New Jersey Sales Tax Guide
Chapter 7: How to manage late New Jersey sales tax return filing
Hopefully you don't need to worry about this chapter because you're getting your New Jersey sales tax filing and remittance done on time and submitted without incident. However, in the real world, mistakes happen. In this chapter, we'll talk about how to avoid costly penalties and fines if you've missed your assigned filing deadline.What do I do if I missed my New Jersey sales tax filing deadline?
The first thing to do is get your return filed. This is definitely one of those situations where things are "better late than never." As long as you don't submit your tax filing paperwork, or hold on to the tax dollars you've collected, you may be accruing fines and interest. It's always best to get your filing done and deal with any penalties and interest payments later.What penalties and interest payments are imposed by the Division of Taxation?
Filing or paying New Jersey sales tax after the assigned deadline may result in the following penalties:
The late filing penalty is 5% of the tax due for each month or part of a month the return is late (multiple by 0.05). The maximum penalty for late filing is 25% of the late taxes. A penalty of $100 for each month the return is late may also be charged above and beyond the percentage penalty.
When payments are submitted late, a payment penalty of 5% of the tax due may also be charged.
Interest is calculated at the annual rate of 3% above the prime rate for every month or part of a month the tax is remains unpaid, compounded annually. In the event that outstanding taxes, penalties, and interest remain unpaid at the end of the calendar year, the outstanding balance becomes part of the balance on which interest is charged.If I acquire a business, am I responsible for any outstanding sales tax debts, penalties, and interest?

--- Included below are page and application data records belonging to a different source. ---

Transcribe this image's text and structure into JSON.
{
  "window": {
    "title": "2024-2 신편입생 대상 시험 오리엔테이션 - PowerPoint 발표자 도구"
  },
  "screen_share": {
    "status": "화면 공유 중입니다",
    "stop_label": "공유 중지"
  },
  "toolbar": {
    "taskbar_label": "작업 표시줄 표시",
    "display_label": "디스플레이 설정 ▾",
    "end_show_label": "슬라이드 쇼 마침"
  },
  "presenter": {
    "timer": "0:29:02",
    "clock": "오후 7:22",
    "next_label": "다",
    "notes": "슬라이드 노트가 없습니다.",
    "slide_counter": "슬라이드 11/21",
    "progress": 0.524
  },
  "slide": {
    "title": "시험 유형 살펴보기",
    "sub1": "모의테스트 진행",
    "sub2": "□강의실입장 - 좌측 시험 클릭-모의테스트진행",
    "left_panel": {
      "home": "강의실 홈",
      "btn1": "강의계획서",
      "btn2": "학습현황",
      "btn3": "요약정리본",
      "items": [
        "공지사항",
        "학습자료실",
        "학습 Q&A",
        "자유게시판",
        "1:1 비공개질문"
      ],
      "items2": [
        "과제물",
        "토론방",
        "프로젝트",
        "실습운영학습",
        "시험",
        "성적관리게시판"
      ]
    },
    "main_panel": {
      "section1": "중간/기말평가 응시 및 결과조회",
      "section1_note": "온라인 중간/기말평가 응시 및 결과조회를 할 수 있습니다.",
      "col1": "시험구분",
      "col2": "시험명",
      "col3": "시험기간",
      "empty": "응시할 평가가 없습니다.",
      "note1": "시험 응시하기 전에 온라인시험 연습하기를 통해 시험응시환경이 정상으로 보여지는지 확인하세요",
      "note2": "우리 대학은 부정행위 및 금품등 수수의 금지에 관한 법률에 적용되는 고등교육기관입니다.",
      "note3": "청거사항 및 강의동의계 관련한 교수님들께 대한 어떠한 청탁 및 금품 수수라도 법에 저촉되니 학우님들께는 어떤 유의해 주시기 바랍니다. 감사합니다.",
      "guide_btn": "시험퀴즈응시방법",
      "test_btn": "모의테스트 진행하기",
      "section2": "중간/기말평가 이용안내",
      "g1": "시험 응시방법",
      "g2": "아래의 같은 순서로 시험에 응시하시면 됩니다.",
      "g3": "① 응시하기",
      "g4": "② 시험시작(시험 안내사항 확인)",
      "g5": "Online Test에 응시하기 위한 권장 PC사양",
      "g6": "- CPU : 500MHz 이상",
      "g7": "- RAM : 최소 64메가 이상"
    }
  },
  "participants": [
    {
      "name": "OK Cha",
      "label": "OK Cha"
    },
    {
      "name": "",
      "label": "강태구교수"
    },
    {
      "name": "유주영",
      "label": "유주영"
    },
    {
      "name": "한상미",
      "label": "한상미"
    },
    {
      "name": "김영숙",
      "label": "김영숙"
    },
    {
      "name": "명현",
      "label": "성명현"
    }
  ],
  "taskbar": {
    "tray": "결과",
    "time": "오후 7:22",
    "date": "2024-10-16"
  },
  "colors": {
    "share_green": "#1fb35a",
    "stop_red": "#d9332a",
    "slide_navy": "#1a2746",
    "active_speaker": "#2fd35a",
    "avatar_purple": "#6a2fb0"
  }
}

Yes! If you are acquiring a business, it is strongly recommended that you contact the Division of Taxation and inquire about the current state of the potential acquisition. Once you've purchased the business, you will be held responsible for any and all outstanding New Jersey sales and use tax liability.